“To be a good postman, you need the patience of Job, the sagacity of Solomon and the insight of Plato.”
Outlines continue to flow in Letters of a Country Postman, the adaptation of the short story by the late John B Keane, staged at the Everyman in Cork and directed by the theatre’s artistic director, Sophie Motley. Keane’s razor-sharp sketches of rural life, laced with sharp humor and insight, were groundbreaking in their time and still hold true today.
In Letters of a Country Postman, Mocky Fondoo (Tadhg Hickey) nears retirement as he cycles through a bygone Ireland where the postwoman steams open letters, bottles of stout are drunk on the bookshelf and temptresses in dressing gowns waiting to pounce. We can only watch with envy the personal touch Mocky and Co brings from today’s perspective, as Amazon vans clutter our streets and communication is more Snapchat than snail mail.
However, while the medium has changed, the message remains the same – amid the messy reality of life, community and connection can sustain us. All human life is present in the Ballyfee postal district as Hickey and fellow ensemble members Madi O’Carroll and Chloe O’Reilly perform the difficult task of portraying a wide range of characters with brilliance. O’Reilly is particularly strong, providing the biggest laughs of the night as dissolute postman Bugler McNulty.
Hickey, known for his comedic talents, plays him mostly straight, but the showman occasionally surfaces as he abandons his character to lash out at the audience or his fellow performers. On several occasions, he crosses the auditorium on his bicycle. Accompaniment by Kerry musician Danny O’Mahony on accordion sustains the action well throughout, and he also steps in for a poignant moment as Mocky’s correspondent Hamish.
The production bravely attempts to capture the ancient spirit of Keane’s work, but the gifted playwright who gave us The Field and Sive among others wrote the “Letters”. . .’ series like books, not plays, and epistolary vanity ends up running out of theatrical momentum.
The ending takes a surprising turn as the lights come on on the audience who are invited to join in a song with the cast.

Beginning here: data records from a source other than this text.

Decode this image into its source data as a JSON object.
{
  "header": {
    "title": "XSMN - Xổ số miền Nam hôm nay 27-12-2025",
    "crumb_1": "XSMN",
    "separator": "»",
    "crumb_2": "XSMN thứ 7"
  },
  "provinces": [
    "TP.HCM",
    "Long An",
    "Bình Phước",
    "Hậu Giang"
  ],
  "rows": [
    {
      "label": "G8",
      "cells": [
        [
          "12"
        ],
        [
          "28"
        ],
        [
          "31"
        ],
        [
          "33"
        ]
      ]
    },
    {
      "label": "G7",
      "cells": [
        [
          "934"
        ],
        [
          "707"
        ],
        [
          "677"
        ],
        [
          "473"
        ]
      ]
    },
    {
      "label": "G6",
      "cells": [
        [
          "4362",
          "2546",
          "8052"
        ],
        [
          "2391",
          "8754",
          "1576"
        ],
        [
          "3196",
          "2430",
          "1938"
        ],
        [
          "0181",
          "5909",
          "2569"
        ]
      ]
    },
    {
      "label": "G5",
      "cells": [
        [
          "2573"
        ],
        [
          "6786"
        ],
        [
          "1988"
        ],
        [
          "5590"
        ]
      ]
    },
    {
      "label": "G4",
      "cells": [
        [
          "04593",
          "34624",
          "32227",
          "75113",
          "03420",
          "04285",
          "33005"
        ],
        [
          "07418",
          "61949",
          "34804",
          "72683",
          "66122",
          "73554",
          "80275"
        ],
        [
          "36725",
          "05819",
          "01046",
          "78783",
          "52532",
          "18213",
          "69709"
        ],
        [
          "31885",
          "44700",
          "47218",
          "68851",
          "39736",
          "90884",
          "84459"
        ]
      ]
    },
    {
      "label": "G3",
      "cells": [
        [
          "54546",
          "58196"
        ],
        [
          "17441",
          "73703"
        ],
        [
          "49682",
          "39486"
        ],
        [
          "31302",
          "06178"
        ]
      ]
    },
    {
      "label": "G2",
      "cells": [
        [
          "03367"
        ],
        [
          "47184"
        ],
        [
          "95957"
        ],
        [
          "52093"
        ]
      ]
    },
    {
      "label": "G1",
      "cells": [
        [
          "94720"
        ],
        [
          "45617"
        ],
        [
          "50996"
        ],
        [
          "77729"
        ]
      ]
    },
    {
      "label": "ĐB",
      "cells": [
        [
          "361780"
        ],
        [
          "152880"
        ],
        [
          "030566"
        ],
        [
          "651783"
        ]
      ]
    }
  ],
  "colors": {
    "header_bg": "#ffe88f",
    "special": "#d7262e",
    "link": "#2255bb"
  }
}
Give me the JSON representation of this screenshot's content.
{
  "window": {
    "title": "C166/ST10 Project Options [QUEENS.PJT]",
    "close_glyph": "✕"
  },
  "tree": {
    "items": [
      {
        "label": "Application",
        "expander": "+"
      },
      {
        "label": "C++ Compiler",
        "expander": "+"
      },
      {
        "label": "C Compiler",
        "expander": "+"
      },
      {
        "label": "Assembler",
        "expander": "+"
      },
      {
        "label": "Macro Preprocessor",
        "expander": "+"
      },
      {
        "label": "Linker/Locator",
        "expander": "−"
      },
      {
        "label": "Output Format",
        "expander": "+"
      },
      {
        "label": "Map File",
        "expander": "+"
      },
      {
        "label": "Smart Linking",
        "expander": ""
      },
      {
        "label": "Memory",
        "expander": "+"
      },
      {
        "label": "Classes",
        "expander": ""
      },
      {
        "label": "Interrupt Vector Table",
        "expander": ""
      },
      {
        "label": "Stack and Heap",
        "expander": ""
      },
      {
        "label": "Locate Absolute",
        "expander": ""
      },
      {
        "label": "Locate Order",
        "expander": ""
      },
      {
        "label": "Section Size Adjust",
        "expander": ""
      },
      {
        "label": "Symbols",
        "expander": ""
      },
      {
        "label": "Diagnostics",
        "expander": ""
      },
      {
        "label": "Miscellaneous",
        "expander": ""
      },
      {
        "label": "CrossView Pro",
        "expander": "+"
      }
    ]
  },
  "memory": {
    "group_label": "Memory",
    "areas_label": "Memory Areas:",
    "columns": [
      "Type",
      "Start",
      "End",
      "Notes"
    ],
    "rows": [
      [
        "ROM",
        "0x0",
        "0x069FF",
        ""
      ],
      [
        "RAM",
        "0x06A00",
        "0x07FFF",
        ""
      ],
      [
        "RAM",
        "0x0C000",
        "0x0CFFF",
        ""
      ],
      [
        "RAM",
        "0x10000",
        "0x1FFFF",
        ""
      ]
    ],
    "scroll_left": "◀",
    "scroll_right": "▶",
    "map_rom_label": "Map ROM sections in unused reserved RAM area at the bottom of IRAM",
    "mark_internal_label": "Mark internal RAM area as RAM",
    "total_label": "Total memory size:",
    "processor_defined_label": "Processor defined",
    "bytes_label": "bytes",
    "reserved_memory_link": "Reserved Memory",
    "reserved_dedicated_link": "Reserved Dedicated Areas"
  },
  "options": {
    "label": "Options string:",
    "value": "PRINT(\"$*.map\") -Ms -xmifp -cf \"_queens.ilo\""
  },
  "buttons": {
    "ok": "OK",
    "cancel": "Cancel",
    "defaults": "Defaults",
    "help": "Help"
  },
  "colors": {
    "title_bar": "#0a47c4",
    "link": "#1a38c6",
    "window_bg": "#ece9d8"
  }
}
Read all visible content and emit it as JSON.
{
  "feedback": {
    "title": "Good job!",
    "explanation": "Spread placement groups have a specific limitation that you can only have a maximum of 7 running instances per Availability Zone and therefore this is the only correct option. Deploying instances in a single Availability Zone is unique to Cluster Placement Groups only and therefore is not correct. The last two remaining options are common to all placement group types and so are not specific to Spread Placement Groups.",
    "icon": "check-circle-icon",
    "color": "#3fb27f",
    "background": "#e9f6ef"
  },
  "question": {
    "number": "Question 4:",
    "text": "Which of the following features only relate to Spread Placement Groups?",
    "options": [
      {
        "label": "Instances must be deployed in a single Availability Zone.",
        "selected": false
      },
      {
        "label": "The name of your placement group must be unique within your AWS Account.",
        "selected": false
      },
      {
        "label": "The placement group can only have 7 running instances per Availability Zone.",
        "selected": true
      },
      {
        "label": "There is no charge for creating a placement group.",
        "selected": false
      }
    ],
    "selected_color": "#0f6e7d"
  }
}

It’s a somewhat shocking and unsatisfying ending for a show in which the source material is most certainly the star.